The outermost layer of our skin is called the epidermis. The next layer down is the dermis, which is a bit thicker (although even at its densest, such as the skin covering the back, it’s still only 3mm deep, about the depth of a piece of pre-sliced cheese). If bacteria gain access to the epidermal layer, they can cause an infection called erysipelas. Like many illnesses that are now viewed as relatively minor, it was far more serious in the days before antibiotics – the utilitarian philosopher John Stuart Mill died of it. If bacteria get all the way down into the dermis, they can cause cellulitis. It is not easy to distinguish between the two conditions, although erysipelas tends to affect the face and alter the texture of the skin’s surface; in cellulitis the overlying skin is usually smooth despite the presence of inflammation.
In both cases, a warm, tender, red area develops, which can enlarge rapidly. I spent much of my first year as a doctor drawing round patches of cellulitis (the illness is common among hospitalised patients: they are relatively immobile, which affects their lymphatic drainage, and they have relatively depleted immunity, making them less able to fight off invading bacteria). We would visit the patient, trace the edge of the cellulitis and date it. The next day the redness had often breached the boundary: untreated, it would continue to spread, and we sometimes saw thin red lines radiating out of the infected area as the bacteria tracked along the lymph vessels. We got used to seeing patients with concentric ink circles on their shins, like the age rings on a tree trunk, showing the progress of the infection.
It’s not that difficult for germs (usually staphylococci or streptococci) to access the skin’s deeper layers. A tiny scratch or an insect bite is enough; hospital interventions carry an obvious risk. Unappetising though some feet are, it is a mistake not to examine them, too. Even athlete’s foot can provide an entry point for bacteria. If you are fit and well, your body’s defences will often quash any invading microbes before they multiply enough to cause infection. But if your immune system is compromised in any way – by chronic illness or medical treatment – you’ll be more vulnerable, as is anyone with poor circulation, such as smokers, diabetics and the obese.
Most of the time we can treat erysipelas and cellulitis.
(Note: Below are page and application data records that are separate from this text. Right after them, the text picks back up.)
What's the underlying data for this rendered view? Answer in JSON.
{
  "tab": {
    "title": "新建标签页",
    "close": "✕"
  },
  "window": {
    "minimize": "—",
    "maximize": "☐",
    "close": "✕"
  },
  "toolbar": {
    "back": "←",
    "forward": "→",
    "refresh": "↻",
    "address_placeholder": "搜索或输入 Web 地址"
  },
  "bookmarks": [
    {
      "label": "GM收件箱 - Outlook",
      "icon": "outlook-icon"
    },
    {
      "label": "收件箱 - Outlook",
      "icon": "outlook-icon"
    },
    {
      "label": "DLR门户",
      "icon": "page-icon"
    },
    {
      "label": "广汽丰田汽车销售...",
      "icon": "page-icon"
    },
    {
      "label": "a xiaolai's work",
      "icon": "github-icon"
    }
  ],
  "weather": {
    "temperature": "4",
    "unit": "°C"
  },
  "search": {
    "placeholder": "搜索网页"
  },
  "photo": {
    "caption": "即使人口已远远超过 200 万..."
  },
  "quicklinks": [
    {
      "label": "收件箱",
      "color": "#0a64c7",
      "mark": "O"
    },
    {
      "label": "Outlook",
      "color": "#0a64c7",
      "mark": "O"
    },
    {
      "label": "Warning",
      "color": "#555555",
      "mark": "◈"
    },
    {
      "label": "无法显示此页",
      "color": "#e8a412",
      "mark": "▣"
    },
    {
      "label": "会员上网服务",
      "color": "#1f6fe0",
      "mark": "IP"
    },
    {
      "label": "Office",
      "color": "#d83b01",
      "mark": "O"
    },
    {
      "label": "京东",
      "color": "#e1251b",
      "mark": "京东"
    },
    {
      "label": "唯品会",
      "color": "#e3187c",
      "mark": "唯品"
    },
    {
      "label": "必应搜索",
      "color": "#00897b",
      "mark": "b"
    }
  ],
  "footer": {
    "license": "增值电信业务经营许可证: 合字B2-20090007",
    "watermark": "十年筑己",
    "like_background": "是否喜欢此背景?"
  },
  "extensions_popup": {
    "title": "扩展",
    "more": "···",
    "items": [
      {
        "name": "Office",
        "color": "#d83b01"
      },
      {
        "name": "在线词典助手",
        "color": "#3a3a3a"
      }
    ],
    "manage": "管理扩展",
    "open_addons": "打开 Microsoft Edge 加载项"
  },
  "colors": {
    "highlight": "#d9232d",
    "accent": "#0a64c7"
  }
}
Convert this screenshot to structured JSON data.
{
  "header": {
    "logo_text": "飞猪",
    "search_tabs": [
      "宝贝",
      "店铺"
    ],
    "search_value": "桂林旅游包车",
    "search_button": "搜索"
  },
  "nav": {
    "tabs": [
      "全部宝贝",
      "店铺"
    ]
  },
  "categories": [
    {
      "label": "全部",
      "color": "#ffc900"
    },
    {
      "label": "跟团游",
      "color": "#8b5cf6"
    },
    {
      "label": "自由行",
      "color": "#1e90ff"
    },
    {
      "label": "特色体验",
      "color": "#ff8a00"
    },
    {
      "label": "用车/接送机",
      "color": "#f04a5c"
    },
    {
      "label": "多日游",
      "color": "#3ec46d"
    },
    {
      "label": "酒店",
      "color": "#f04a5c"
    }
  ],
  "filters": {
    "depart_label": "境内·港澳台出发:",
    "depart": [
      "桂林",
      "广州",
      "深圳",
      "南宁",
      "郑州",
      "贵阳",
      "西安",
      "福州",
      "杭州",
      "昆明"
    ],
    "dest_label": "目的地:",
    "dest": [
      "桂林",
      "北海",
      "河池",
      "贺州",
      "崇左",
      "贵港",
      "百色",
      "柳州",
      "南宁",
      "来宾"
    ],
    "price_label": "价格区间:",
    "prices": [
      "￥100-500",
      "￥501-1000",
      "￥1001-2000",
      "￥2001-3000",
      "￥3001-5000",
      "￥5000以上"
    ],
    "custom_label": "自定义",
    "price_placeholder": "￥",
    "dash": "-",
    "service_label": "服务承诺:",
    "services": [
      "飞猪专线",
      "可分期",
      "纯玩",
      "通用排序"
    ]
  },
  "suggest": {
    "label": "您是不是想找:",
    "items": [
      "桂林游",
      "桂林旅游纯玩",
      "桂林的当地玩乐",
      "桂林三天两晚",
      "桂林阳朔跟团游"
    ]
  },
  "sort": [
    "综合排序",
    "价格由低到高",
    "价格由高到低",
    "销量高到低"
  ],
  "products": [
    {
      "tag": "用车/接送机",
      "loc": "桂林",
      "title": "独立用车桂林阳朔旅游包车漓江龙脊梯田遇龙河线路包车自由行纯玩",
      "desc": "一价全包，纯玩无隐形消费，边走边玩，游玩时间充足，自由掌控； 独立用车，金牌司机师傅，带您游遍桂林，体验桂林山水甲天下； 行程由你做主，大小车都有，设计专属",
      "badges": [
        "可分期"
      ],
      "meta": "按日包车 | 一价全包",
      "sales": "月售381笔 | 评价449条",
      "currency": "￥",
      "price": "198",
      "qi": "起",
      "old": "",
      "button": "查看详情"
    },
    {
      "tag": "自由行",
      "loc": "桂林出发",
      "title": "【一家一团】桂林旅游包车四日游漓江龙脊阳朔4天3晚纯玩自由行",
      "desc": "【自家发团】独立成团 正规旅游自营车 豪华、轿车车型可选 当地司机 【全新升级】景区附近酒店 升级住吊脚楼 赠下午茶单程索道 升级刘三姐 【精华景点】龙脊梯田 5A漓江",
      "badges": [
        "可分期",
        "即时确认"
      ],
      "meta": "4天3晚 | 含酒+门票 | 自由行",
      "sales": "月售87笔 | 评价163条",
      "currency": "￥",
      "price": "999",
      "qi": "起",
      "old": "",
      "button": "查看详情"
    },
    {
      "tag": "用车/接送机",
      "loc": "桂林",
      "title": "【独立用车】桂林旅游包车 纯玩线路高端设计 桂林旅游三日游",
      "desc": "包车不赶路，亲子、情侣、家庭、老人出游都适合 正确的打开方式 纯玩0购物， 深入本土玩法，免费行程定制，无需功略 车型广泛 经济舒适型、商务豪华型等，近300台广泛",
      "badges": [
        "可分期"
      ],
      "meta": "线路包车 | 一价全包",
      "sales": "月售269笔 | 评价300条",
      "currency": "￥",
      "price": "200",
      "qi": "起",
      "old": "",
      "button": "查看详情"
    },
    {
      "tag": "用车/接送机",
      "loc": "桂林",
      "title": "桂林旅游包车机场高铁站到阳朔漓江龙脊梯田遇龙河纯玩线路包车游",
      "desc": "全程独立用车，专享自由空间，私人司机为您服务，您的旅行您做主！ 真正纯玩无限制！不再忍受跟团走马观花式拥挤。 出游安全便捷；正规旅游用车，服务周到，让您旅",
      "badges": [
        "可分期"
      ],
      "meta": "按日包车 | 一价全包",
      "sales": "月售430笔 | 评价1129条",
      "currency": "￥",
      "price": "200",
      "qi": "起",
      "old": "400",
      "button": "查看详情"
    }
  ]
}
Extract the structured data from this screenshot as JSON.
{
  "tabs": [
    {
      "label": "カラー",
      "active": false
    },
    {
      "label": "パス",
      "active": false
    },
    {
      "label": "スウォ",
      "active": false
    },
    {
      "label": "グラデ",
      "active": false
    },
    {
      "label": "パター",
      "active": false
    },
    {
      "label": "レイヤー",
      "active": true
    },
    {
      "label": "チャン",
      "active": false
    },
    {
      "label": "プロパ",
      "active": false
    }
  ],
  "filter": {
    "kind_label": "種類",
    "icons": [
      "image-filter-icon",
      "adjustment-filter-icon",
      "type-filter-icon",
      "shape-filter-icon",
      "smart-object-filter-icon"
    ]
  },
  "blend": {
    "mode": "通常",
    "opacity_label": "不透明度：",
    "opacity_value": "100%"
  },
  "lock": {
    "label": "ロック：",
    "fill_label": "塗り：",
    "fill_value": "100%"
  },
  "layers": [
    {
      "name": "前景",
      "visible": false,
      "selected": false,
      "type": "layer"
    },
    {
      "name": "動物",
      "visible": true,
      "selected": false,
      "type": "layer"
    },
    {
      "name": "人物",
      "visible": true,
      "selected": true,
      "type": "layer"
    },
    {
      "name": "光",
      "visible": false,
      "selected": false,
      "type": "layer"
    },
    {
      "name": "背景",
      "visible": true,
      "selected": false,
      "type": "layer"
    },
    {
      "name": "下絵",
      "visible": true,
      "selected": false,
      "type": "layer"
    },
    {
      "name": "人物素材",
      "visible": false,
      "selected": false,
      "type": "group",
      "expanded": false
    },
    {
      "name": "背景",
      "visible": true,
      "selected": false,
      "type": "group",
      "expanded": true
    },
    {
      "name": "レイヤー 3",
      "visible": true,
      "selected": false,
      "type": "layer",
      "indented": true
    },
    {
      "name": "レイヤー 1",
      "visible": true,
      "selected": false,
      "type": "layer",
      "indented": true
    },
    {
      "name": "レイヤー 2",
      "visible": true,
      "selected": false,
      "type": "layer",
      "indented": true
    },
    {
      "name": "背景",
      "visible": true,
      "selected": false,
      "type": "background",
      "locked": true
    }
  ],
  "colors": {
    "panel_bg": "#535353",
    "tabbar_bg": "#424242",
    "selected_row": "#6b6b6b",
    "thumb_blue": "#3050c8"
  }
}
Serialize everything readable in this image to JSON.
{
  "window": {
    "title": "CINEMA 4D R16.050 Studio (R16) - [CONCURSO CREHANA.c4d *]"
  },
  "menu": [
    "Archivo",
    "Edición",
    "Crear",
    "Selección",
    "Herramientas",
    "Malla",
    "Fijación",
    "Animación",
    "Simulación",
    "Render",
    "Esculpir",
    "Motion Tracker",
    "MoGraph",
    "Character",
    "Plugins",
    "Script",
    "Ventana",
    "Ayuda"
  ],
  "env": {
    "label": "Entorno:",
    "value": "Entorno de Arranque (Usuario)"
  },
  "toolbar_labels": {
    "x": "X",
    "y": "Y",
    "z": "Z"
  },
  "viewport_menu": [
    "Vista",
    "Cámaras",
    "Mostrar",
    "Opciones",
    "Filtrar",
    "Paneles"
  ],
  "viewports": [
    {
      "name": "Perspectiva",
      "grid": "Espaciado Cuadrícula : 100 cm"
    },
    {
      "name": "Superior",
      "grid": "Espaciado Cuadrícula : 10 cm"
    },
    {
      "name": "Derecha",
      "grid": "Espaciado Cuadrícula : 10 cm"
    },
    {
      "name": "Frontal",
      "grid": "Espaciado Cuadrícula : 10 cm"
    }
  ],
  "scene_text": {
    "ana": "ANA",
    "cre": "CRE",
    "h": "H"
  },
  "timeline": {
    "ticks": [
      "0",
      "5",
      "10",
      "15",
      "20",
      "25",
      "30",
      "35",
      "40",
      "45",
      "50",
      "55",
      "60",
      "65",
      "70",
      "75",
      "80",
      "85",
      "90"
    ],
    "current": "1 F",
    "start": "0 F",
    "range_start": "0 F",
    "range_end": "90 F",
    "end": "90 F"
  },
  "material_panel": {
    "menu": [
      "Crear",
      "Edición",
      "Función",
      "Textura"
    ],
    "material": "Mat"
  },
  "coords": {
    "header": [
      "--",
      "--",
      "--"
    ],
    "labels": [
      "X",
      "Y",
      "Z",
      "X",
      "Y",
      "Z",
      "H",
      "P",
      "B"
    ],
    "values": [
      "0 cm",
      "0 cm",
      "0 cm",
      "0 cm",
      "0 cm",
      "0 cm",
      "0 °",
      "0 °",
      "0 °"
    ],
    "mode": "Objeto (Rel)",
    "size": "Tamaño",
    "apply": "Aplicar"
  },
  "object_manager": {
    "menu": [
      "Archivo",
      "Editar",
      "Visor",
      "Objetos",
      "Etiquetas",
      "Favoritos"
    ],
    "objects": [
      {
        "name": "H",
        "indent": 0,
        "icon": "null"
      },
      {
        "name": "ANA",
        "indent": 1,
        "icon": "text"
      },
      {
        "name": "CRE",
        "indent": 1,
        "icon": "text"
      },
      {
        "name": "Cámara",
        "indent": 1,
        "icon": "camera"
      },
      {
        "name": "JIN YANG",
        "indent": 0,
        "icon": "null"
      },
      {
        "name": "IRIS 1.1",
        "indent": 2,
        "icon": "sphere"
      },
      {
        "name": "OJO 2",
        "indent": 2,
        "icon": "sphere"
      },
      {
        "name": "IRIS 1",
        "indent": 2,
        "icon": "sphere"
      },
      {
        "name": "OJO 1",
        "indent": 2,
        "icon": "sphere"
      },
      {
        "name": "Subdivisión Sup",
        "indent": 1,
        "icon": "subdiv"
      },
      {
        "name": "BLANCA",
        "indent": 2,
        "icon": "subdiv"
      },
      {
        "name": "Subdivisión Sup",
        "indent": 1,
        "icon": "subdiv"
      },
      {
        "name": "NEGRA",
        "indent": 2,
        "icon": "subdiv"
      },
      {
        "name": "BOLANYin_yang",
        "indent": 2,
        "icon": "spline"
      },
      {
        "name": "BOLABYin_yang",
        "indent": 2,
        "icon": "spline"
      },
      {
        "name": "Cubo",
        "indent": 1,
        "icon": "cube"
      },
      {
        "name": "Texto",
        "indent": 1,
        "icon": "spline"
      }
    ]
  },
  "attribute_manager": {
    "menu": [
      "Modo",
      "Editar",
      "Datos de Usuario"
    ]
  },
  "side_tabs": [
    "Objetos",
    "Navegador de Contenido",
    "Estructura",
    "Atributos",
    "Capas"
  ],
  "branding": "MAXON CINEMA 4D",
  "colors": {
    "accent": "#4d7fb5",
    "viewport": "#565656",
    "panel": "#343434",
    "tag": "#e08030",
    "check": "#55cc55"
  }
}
We use antibiotics, which usually work (they will need to be intravenous if the infection is widespread or making you unwell). Unfortunately, doctors are generally not strict utilitarians: and so we have prescribed antibiotics for all kinds of non-bacterial illnesses, too, fostering the rise of resistant bacteria, and cellulitis that spreads almost faster than you can colour with a pen.
Sophie Harrison is a hospital doctor in South Yorkshire. This column appears fortnightly